--- Work instructions ---
In the records that come next, find every line with "icon". Return those lines.

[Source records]
Content starts

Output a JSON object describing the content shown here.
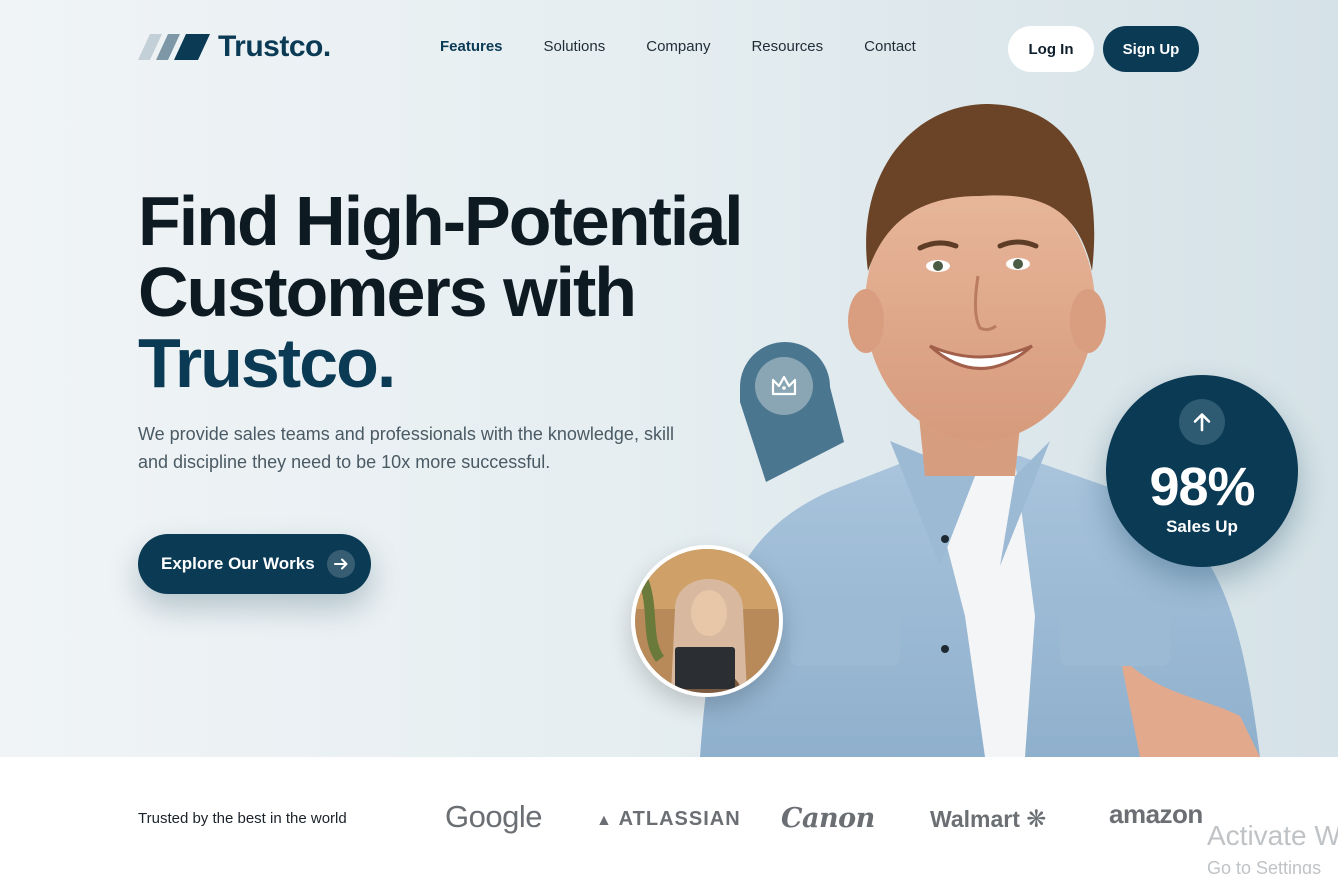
{
  "brand": {
    "name": "Trustco.",
    "color": "#0b3a55"
  },
  "nav": {
    "items": [
      {
        "label": "Features",
        "active": true
      },
      {
        "label": "Solutions",
        "active": false
      },
      {
        "label": "Company",
        "active": false
      },
      {
        "label": "Resources",
        "active": false
      },
      {
        "label": "Contact",
        "active": false
      }
    ],
    "login_label": "Log In",
    "signup_label": "Sign Up"
  },
  "hero": {
    "headline_line1": "Find High-Potential",
    "headline_line2": "Customers with",
    "headline_accent": "Trustco.",
    "subtext": "We provide sales teams and professionals with the knowledge, skill and discipline they need to be 10x more successful.",
    "cta_label": "Explore Our Works",
    "cta_icon": "arrow-right-icon",
    "crown_icon": "crown-icon",
    "stat": {
      "value": "98%",
      "label": "Sales Up",
      "icon": "arrow-up-icon"
    }
  },
  "trust": {
    "text": "Trusted by the best in the world",
    "brands": [
      "Google",
      "ATLASSIAN",
      "Canon",
      "Walmart",
      "amazon"
    ]
  },
  "overlay": {
    "activate_title": "Activate W",
    "activate_sub": "Go to Settings"
  }
}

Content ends

--- Solution below ---
    "cta_icon": "arrow-right-icon",
    "crown_icon": "crown-icon",
      "icon": "arrow-up-icon"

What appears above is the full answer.